Work to complete: All of the records below are to be copied exactly.

Stored data:
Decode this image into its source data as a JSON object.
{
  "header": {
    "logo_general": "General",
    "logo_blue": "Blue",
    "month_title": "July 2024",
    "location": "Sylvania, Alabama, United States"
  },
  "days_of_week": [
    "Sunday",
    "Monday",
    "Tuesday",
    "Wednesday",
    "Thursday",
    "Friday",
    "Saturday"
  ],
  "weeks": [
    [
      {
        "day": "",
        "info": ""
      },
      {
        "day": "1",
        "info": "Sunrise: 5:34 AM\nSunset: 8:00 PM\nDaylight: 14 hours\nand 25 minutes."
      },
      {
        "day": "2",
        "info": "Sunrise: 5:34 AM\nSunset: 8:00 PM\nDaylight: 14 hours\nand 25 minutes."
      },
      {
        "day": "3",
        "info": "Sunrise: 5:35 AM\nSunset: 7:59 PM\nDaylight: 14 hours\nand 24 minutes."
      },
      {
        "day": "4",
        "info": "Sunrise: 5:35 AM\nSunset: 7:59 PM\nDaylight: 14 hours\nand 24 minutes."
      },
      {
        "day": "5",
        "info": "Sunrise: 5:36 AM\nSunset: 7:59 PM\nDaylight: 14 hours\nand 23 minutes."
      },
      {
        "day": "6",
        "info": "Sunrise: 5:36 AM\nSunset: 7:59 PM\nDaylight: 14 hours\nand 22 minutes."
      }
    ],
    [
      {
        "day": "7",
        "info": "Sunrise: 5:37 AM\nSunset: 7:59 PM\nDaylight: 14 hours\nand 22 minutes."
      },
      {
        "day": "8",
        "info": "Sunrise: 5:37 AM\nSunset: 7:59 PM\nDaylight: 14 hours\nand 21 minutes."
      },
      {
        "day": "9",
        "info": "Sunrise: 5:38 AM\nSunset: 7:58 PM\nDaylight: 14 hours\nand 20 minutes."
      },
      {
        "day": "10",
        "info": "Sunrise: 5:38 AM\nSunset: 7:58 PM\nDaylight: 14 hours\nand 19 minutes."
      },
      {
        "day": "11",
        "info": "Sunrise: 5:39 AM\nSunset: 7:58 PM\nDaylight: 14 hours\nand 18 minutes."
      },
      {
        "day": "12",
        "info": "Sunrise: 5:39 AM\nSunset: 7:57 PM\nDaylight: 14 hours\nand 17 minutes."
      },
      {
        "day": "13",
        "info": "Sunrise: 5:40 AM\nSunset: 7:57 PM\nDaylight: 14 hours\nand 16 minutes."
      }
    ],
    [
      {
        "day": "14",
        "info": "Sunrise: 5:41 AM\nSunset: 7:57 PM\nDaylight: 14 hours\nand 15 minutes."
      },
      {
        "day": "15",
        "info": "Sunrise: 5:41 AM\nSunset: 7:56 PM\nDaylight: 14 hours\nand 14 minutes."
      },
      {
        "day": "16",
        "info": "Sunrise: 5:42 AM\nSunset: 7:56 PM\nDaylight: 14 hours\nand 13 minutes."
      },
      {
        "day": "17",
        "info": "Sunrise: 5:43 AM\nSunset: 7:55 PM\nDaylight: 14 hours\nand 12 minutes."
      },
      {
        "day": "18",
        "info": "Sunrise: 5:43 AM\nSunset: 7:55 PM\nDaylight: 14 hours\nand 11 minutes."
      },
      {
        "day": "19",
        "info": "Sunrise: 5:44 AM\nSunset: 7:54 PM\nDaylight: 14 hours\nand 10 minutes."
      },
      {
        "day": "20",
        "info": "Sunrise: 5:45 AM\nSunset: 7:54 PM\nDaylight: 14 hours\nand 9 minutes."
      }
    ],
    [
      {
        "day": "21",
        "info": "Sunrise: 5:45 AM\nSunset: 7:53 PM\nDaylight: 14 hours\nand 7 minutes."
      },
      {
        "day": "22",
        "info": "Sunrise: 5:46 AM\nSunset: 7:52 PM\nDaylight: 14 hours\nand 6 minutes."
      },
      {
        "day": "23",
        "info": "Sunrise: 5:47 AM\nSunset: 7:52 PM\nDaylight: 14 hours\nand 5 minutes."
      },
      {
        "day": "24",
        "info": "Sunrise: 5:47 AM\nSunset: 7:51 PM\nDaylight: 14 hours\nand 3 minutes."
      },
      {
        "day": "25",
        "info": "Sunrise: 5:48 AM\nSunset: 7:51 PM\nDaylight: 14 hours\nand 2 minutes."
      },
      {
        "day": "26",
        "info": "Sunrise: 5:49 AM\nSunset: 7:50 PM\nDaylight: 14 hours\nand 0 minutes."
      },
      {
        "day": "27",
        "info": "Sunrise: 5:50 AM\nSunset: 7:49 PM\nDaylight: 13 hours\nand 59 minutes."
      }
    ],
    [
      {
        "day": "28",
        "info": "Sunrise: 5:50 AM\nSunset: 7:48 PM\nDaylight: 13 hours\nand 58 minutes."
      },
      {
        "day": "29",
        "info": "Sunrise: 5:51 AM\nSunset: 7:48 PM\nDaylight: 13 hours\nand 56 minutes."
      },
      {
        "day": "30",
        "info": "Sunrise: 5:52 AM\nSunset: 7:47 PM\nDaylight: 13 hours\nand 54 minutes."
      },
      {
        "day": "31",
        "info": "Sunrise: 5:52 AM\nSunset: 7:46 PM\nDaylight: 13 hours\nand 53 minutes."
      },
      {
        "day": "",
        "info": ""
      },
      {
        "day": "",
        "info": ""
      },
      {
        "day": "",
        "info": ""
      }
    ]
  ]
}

Exercise solution:
Decode this image into its source data as a JSON object.
{
  "header": {
    "logo_general": "General",
    "logo_blue": "Blue",
    "month_title": "July 2024",
    "location": "Sylvania, Alabama, United States"
  },
  "days_of_week": [
    "Sunday",
    "Monday",
    "Tuesday",
    "Wednesday",
    "Thursday",
    "Friday",
    "Saturday"
  ],
  "weeks": [
    [
      {
        "day": "",
        "info": ""
      },
      {
        "day": "1",
        "info": "Sunrise: 5:34 AM\nSunset: 8:00 PM\nDaylight: 14 hours\nand 25 minutes."
      },
      {
        "day": "2",
        "info": "Sunrise: 5:34 AM\nSunset: 8:00 PM\nDaylight: 14 hours\nand 25 minutes."
      },
      {
        "day": "3",
        "info": "Sunrise: 5:35 AM\nSunset: 7:59 PM\nDaylight: 14 hours\nand 24 minutes."
      },
      {
        "day": "4",
        "info": "Sunrise: 5:35 AM\nSunset: 7:59 PM\nDaylight: 14 hours\nand 24 minutes."
      },
      {
        "day": "5",
        "info": "Sunrise: 5:36 AM\nSunset: 7:59 PM\nDaylight: 14 hours\nand 23 minutes."
      },
      {
        "day": "6",
        "info": "Sunrise: 5:36 AM\nSunset: 7:59 PM\nDaylight: 14 hours\nand 22 minutes."
      }
    ],
    [
      {
        "day": "7",
        "info": "Sunrise: 5:37 AM\nSunset: 7:59 PM\nDaylight: 14 hours\nand 22 minutes."
      },
      {
        "day": "8",
        "info": "Sunrise: 5:37 AM\nSunset: 7:59 PM\nDaylight: 14 hours\nand 21 minutes."
      },
      {
        "day": "9",
        "info": "Sunrise: 5:38 AM\nSunset: 7:58 PM\nDaylight: 14 hours\nand 20 minutes."
      },
      {
        "day": "10",
        "info": "Sunrise: 5:38 AM\nSunset: 7:58 PM\nDaylight: 14 hours\nand 19 minutes."
      },
      {
        "day": "11",
        "info": "Sunrise: 5:39 AM\nSunset: 7:58 PM\nDaylight: 14 hours\nand 18 minutes."
      },
      {
        "day": "12",
        "info": "Sunrise: 5:39 AM\nSunset: 7:57 PM\nDaylight: 14 hours\nand 17 minutes."
      },
      {
        "day": "13",
        "info": "Sunrise: 5:40 AM\nSunset: 7:57 PM\nDaylight: 14 hours\nand 16 minutes."
      }
    ],
    [
      {
        "day": "14",
        "info": "Sunrise: 5:41 AM\nSunset: 7:57 PM\nDaylight: 14 hours\nand 15 minutes."
      },
      {
        "day": "15",
        "info": "Sunrise: 5:41 AM\nSunset: 7:56 PM\nDaylight: 14 hours\nand 14 minutes."
      },
      {
        "day": "16",
        "info": "Sunrise: 5:42 AM\nSunset: 7:56 PM\nDaylight: 14 hours\nand 13 minutes."
      },
      {
        "day": "17",
        "info": "Sunrise: 5:43 AM\nSunset: 7:55 PM\nDaylight: 14 hours\nand 12 minutes."
      },
      {
        "day": "18",
        "info": "Sunrise: 5:43 AM\nSunset: 7:55 PM\nDaylight: 14 hours\nand 11 minutes."
      },
      {
        "day": "19",
        "info": "Sunrise: 5:44 AM\nSunset: 7:54 PM\nDaylight: 14 hours\nand 10 minutes."
      },
      {
        "day": "20",
        "info": "Sunrise: 5:45 AM\nSunset: 7:54 PM\nDaylight: 14 hours\nand 9 minutes."
      }
    ],
    [
      {
        "day": "21",
        "info": "Sunrise: 5:45 AM\nSunset: 7:53 PM\nDaylight: 14 hours\nand 7 minutes."
      },
      {
        "day": "22",
        "info": "Sunrise: 5:46 AM\nSunset: 7:52 PM\nDaylight: 14 hours\nand 6 minutes."
      },
      {
        "day": "23",
        "info": "Sunrise: 5:47 AM\nSunset: 7:52 PM\nDaylight: 14 hours\nand 5 minutes."
      },
      {
        "day": "24",
        "info": "Sunrise: 5:47 AM\nSunset: 7:51 PM\nDaylight: 14 hours\nand 3 minutes."
      },
      {
        "day": "25",
        "info": "Sunrise: 5:48 AM\nSunset: 7:51 PM\nDaylight: 14 hours\nand 2 minutes."
      },
      {
        "day": "26",
        "info": "Sunrise: 5:49 AM\nSunset: 7:50 PM\nDaylight: 14 hours\nand 0 minutes."
      },
      {
        "day": "27",
        "info": "Sunrise: 5:50 AM\nSunset: 7:49 PM\nDaylight: 13 hours\nand 59 minutes."
      }
    ],
    [
      {
        "day": "28",
        "info": "Sunrise: 5:50 AM\nSunset: 7:48 PM\nDaylight: 13 hours\nand 58 minutes."
      },
      {
        "day": "29",
        "info": "Sunrise: 5:51 AM\nSunset: 7:48 PM\nDaylight: 13 hours\nand 56 minutes."
      },
      {
        "day": "30",
        "info": "Sunrise: 5:52 AM\nSunset: 7:47 PM\nDaylight: 13 hours\nand 54 minutes."
      },
      {
        "day": "31",
        "info": "Sunrise: 5:52 AM\nSunset: 7:46 PM\nDaylight: 13 hours\nand 53 minutes."
      },
      {
        "day": "",
        "info": ""
      },
      {
        "day": "",
        "info": ""
      },
      {
        "day": "",
        "info": ""
      }
    ]
  ]
}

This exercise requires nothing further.